September 28, 2010 from APM
Iceland's former Prime Minister Geir Haarde has been referred to a special court in a move that could make him the first world leader to be charged in connection with the global financial crisis.
After a heated debate Tuesday, lawmakers voted 33-30 to refer to the court charges against Haarde for allegedly failing to prevent Iceland's 2008 financial crash a crisis that sparked protests, toppled the government and brought the economy to a standstill by collapsing its currency...
And no less amazing, a news story I discovered only by browsing a news channel from Spain, which actually covers events of note from around the world:
Iceland’s first lady, Dorrit Moussaieff, joined protesters in a bold move to show her sympathy for people hit by the debt crisis. As the Icelandic president and MPs came under fire from angry protesters on Saturday, on their traditional walk to church marking the opening of the parliamentary session, the President’s wife broke away to join the protest. Protesters, demanding that the government do more to help struggling households, had lined the streets in central Reykjavik pelting politicians with eggs and yogurt.
The article includes a video which shows Ms. Moussaieff climbing over a barrier to join the crowd and hug protesters, showing what appeared to be genuine affection and sympathy for ordinary Icelanders. There are some rather remarkable photos that are worth a look, as well.
The article about Ms. Moussaieff goes on to note that, "A heated debate ensued discussing whether her sympathy for the protesters is genuine or simply a well enacted PR stunt." One commenter noted that she had had a fight with her husband during an interview with a foreign magazine, where she expressed her wish to joint the protests, and that there is a perception that "she wants to be the people's first lady rather than the elite's first lady."

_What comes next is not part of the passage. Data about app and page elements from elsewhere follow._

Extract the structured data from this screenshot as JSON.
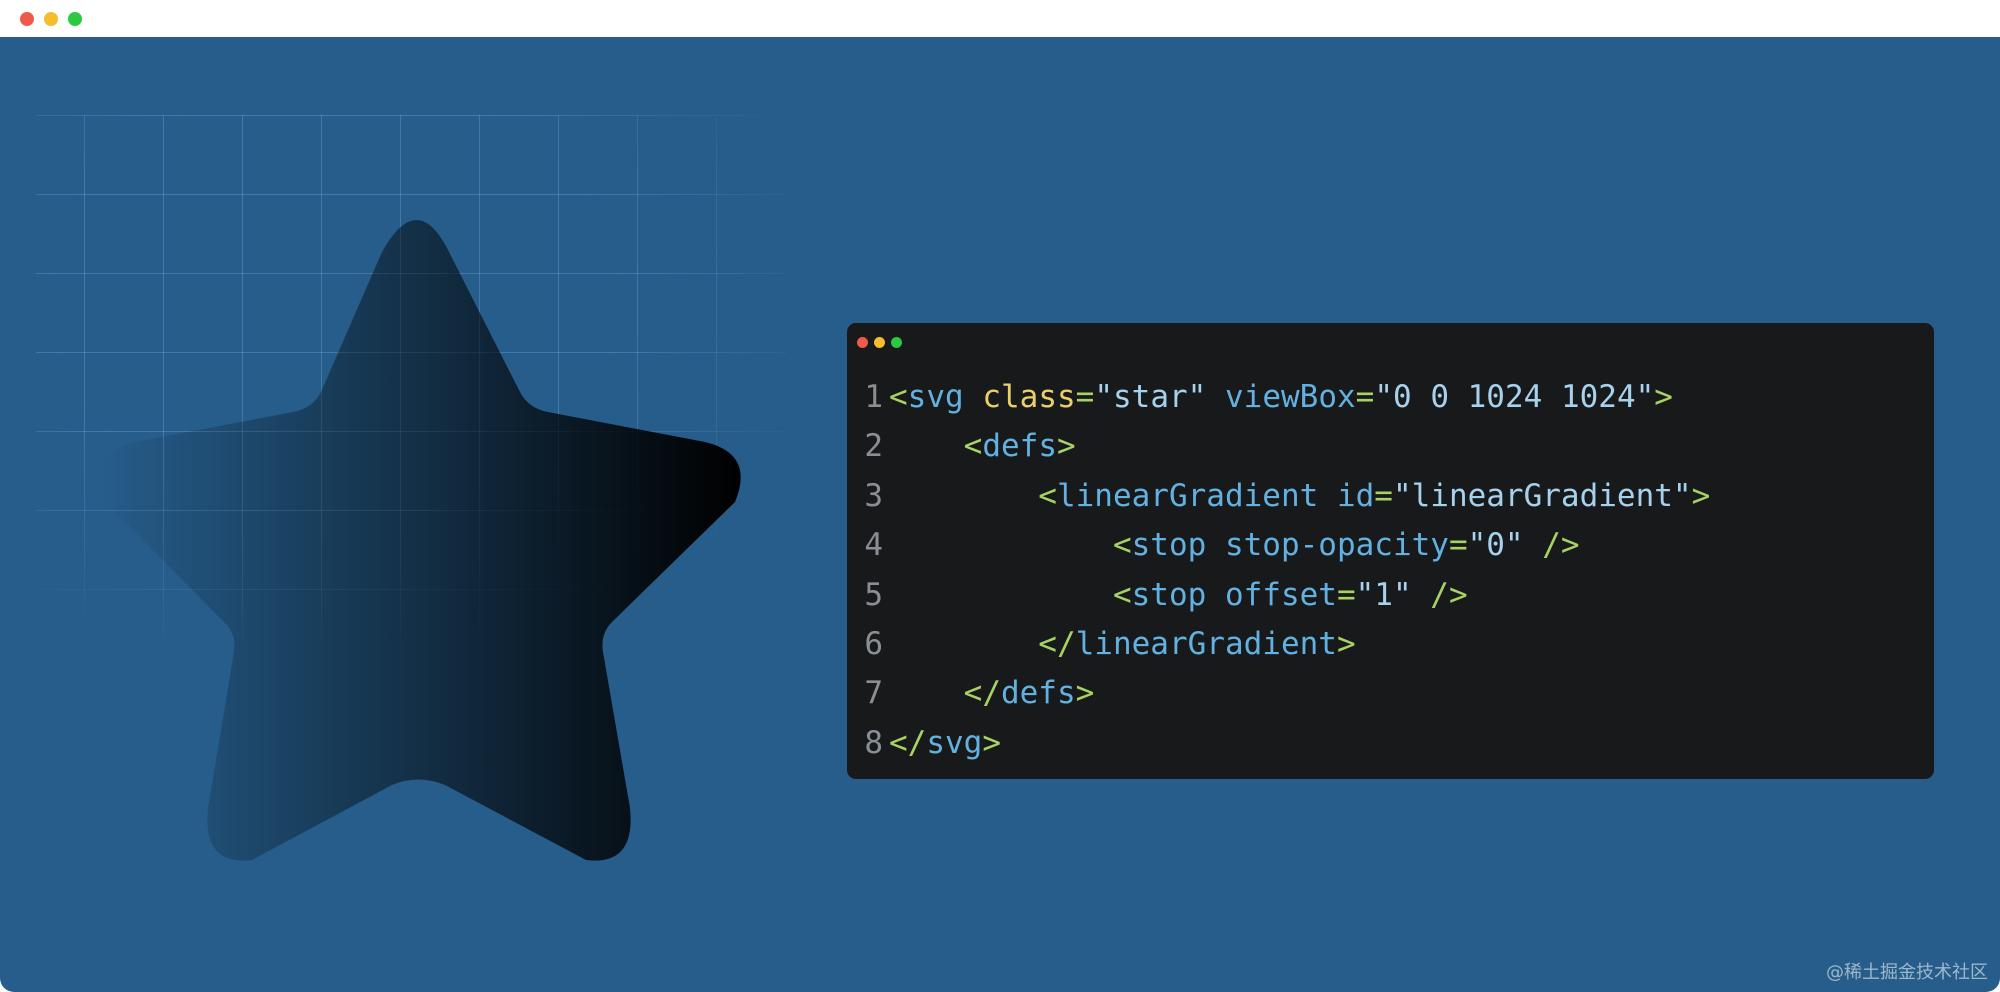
{
  "window": {
    "traffic_lights": [
      {
        "name": "close",
        "color": "#ee5a49"
      },
      {
        "name": "minimize",
        "color": "#f5bc2e"
      },
      {
        "name": "zoom",
        "color": "#2bc840"
      }
    ]
  },
  "canvas": {
    "background": "#265d8b",
    "star": {
      "shape": "rounded five-point star",
      "gradient_start_color": "#000000",
      "gradient_start_opacity": 0,
      "gradient_end_color": "#000000",
      "gradient_end_opacity": 1,
      "direction": "left-to-right"
    }
  },
  "code_window": {
    "background": "#17191b",
    "dots": [
      "#ee5a49",
      "#f5bc2e",
      "#2bc840"
    ],
    "lines": [
      {
        "n": "1",
        "tokens": [
          {
            "t": "<",
            "k": "punct"
          },
          {
            "t": "svg",
            "k": "tag"
          },
          {
            "t": " ",
            "k": "punct"
          },
          {
            "t": "class",
            "k": "attr"
          },
          {
            "t": "=",
            "k": "eq"
          },
          {
            "t": "\"star\"",
            "k": "str"
          },
          {
            "t": " ",
            "k": "punct"
          },
          {
            "t": "viewBox",
            "k": "attr2"
          },
          {
            "t": "=",
            "k": "eq"
          },
          {
            "t": "\"0 0 1024 1024\"",
            "k": "str"
          },
          {
            "t": ">",
            "k": "punct"
          }
        ]
      },
      {
        "n": "2",
        "tokens": [
          {
            "t": "    <",
            "k": "punct"
          },
          {
            "t": "defs",
            "k": "tag"
          },
          {
            "t": ">",
            "k": "punct"
          }
        ]
      },
      {
        "n": "3",
        "tokens": [
          {
            "t": "        <",
            "k": "punct"
          },
          {
            "t": "linearGradient",
            "k": "tag"
          },
          {
            "t": " ",
            "k": "punct"
          },
          {
            "t": "id",
            "k": "attr2"
          },
          {
            "t": "=",
            "k": "eq"
          },
          {
            "t": "\"linearGradient\"",
            "k": "str"
          },
          {
            "t": ">",
            "k": "punct"
          }
        ]
      },
      {
        "n": "4",
        "tokens": [
          {
            "t": "            <",
            "k": "punct"
          },
          {
            "t": "stop",
            "k": "tag"
          },
          {
            "t": " ",
            "k": "punct"
          },
          {
            "t": "stop-opacity",
            "k": "attr2"
          },
          {
            "t": "=",
            "k": "eq"
          },
          {
            "t": "\"0\"",
            "k": "str"
          },
          {
            "t": " />",
            "k": "punct"
          }
        ]
      },
      {
        "n": "5",
        "tokens": [
          {
            "t": "            <",
            "k": "punct"
          },
          {
            "t": "stop",
            "k": "tag"
          },
          {
            "t": " ",
            "k": "punct"
          },
          {
            "t": "offset",
            "k": "attr2"
          },
          {
            "t": "=",
            "k": "eq"
          },
          {
            "t": "\"1\"",
            "k": "str"
          },
          {
            "t": " />",
            "k": "punct"
          }
        ]
      },
      {
        "n": "6",
        "tokens": [
          {
            "t": "        </",
            "k": "punct"
          },
          {
            "t": "linearGradient",
            "k": "tag"
          },
          {
            "t": ">",
            "k": "punct"
          }
        ]
      },
      {
        "n": "7",
        "tokens": [
          {
            "t": "    </",
            "k": "punct"
          },
          {
            "t": "defs",
            "k": "tag"
          },
          {
            "t": ">",
            "k": "punct"
          }
        ]
      },
      {
        "n": "8",
        "tokens": [
          {
            "t": "</",
            "k": "punct"
          },
          {
            "t": "svg",
            "k": "tag"
          },
          {
            "t": ">",
            "k": "punct"
          }
        ]
      }
    ]
  },
  "watermark": "@稀土掘金技术社区"
}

What we are seeing is truly a global movement. Every country is different of course, each with unique economic, historical, social and political dimensions. But we are seeing an international realization that when equality of opportunity is taken away, when democracy is threatened by oligarchy, when there are ever widening disparities in wealth and power, that fundamental corrections must be made.
For each country, those corrections will of necessity be uniquely tailored.
But we can learn a great deal, and leverage our efforts, by both paying attention, and allying ourselves with spontaneous grassroots efforts everywhere that seek economic and social justice, and restoration of equality of opportunity.
What is happening in the tiny country of Iceland is fascinating. If a former prime minister can be brought up on charges for complicity in his country's financial collapse, what does that say about our insistence as a nation on holding harmless the perpetrators of the theft of our national wealth and the architects of the destruction of our middle class, and our refusal to make fundamental changes so that these destructive trends can be reversed?
And what does it say about the effective isolation of our leaders in their Beltway bubble, while in Iceland, the first lady climbs over barriers to hug protesters? Yes, I can see Michelle Obama doing that, and yes, it's absolutely understandable why security concerns make that impossible here. But the story about Ms. Moussaieff's would clearly resonate here, and be an inspiration to #OWS, if the press were to do the unthinkable and actually report it. So, I decided to help spread the word about it here.
Closing words? Occupy Everywhere.